(Beginning of DATA FOR REVIEW)
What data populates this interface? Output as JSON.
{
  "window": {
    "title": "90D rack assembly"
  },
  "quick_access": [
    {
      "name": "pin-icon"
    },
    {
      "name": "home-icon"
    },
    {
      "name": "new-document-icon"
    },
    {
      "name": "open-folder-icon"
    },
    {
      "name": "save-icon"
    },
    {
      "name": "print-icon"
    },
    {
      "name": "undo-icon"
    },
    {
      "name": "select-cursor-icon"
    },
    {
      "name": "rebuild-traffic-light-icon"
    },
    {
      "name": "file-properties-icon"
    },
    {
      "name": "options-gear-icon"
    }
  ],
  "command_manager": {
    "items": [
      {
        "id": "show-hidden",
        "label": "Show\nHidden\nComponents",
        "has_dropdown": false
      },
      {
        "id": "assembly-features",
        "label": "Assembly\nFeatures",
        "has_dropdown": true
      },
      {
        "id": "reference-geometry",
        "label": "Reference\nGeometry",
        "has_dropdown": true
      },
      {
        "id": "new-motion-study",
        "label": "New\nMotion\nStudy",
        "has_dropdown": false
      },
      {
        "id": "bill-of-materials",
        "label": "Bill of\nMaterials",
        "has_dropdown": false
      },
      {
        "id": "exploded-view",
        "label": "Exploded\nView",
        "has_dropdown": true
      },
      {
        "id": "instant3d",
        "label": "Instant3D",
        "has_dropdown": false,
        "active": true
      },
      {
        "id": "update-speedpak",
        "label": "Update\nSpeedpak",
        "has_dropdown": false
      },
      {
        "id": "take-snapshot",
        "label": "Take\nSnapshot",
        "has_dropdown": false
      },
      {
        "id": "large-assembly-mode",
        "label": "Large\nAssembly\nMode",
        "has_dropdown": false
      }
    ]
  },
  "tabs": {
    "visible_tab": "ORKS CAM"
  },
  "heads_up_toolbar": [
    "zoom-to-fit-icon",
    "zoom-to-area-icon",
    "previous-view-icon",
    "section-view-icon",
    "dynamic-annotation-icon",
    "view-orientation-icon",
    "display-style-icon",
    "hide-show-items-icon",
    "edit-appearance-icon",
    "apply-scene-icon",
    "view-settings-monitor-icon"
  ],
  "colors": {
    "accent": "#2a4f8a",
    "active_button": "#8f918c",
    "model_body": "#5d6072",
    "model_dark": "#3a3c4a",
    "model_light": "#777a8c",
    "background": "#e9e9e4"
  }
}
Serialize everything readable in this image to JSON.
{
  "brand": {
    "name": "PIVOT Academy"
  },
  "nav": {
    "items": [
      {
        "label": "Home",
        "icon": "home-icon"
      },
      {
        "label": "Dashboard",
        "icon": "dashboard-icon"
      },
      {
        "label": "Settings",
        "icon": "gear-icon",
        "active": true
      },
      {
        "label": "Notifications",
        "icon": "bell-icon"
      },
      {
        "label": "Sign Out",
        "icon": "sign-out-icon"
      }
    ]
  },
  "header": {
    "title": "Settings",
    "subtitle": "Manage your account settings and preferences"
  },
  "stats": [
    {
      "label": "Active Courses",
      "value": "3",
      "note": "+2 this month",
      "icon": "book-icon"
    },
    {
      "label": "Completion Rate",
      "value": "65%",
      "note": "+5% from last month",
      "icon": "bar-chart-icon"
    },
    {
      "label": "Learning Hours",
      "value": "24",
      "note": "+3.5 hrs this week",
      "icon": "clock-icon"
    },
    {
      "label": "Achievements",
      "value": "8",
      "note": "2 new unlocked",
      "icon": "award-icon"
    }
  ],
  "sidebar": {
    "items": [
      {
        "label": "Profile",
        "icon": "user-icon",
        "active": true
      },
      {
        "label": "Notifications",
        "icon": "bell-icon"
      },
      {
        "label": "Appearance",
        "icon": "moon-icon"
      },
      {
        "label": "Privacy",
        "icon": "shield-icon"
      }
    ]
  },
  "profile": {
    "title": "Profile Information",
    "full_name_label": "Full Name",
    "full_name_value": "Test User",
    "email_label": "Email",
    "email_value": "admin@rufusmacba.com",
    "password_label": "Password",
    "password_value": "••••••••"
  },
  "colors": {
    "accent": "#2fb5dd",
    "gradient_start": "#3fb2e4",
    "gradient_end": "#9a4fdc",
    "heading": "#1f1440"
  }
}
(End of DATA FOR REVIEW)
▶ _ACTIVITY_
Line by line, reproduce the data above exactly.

▶ _RESULT_
What data populates this interface? Output as JSON.
{
  "window": {
    "title": "90D rack assembly"
  },
  "quick_access": [
    {
      "name": "pin-icon"
    },
    {
      "name": "home-icon"
    },
    {
      "name": "new-document-icon"
    },
    {
      "name": "open-folder-icon"
    },
    {
      "name": "save-icon"
    },
    {
      "name": "print-icon"
    },
    {
      "name": "undo-icon"
    },
    {
      "name": "select-cursor-icon"
    },
    {
      "name": "rebuild-traffic-light-icon"
    },
    {
      "name": "file-properties-icon"
    },
    {
      "name": "options-gear-icon"
    }
  ],
  "command_manager": {
    "items": [
      {
        "id": "show-hidden",
        "label": "Show\nHidden\nComponents",
        "has_dropdown": false
      },
      {
        "id": "assembly-features",
        "label": "Assembly\nFeatures",
        "has_dropdown": true
      },
      {
        "id": "reference-geometry",
        "label": "Reference\nGeometry",
        "has_dropdown": true
      },
      {
        "id": "new-motion-study",
        "label": "New\nMotion\nStudy",
        "has_dropdown": false
      },
      {
        "id": "bill-of-materials",
        "label": "Bill of\nMaterials",
        "has_dropdown": false
      },
      {
        "id": "exploded-view",
        "label": "Exploded\nView",
        "has_dropdown": true
      },
      {
        "id": "instant3d",
        "label": "Instant3D",
        "has_dropdown": false,
        "active": true
      },
      {
        "id": "update-speedpak",
        "label": "Update\nSpeedpak",
        "has_dropdown": false
      },
      {
        "id": "take-snapshot",
        "label": "Take\nSnapshot",
        "has_dropdown": false
      },
      {
        "id": "large-assembly-mode",
        "label": "Large\nAssembly\nMode",
        "has_dropdown": false
      }
    ]
  },
  "tabs": {
    "visible_tab": "ORKS CAM"
  },
  "heads_up_toolbar": [
    "zoom-to-fit-icon",
    "zoom-to-area-icon",
    "previous-view-icon",
    "section-view-icon",
    "dynamic-annotation-icon",
    "view-orientation-icon",
    "display-style-icon",
    "hide-show-items-icon",
    "edit-appearance-icon",
    "apply-scene-icon",
    "view-settings-monitor-icon"
  ],
  "colors": {
    "accent": "#2a4f8a",
    "active_button": "#8f918c",
    "model_body": "#5d6072",
    "model_dark": "#3a3c4a",
    "model_light": "#777a8c",
    "background": "#e9e9e4"
  }
}
Serialize everything readable in this image to JSON.
{
  "brand": {
    "name": "PIVOT Academy"
  },
  "nav": {
    "items": [
      {
        "label": "Home",
        "icon": "home-icon"
      },
      {
        "label": "Dashboard",
        "icon": "dashboard-icon"
      },
      {
        "label": "Settings",
        "icon": "gear-icon",
        "active": true
      },
      {
        "label": "Notifications",
        "icon": "bell-icon"
      },
      {
        "label": "Sign Out",
        "icon": "sign-out-icon"
      }
    ]
  },
  "header": {
    "title": "Settings",
    "subtitle": "Manage your account settings and preferences"
  },
  "stats": [
    {
      "label": "Active Courses",
      "value": "3",
      "note": "+2 this month",
      "icon": "book-icon"
    },
    {
      "label": "Completion Rate",
      "value": "65%",
      "note": "+5% from last month",
      "icon": "bar-chart-icon"
    },
    {
      "label": "Learning Hours",
      "value": "24",
      "note": "+3.5 hrs this week",
      "icon": "clock-icon"
    },
    {
      "label": "Achievements",
      "value": "8",
      "note": "2 new unlocked",
      "icon": "award-icon"
    }
  ],
  "sidebar": {
    "items": [
      {
        "label": "Profile",
        "icon": "user-icon",
        "active": true
      },
      {
        "label": "Notifications",
        "icon": "bell-icon"
      },
      {
        "label": "Appearance",
        "icon": "moon-icon"
      },
      {
        "label": "Privacy",
        "icon": "shield-icon"
      }
    ]
  },
  "profile": {
    "title": "Profile Information",
    "full_name_label": "Full Name",
    "full_name_value": "Test User",
    "email_label": "Email",
    "email_value": "admin@rufusmacba.com",
    "password_label": "Password",
    "password_value": "••••••••"
  },
  "colors": {
    "accent": "#2fb5dd",
    "gradient_start": "#3fb2e4",
    "gradient_end": "#9a4fdc",
    "heading": "#1f1440"
  }
}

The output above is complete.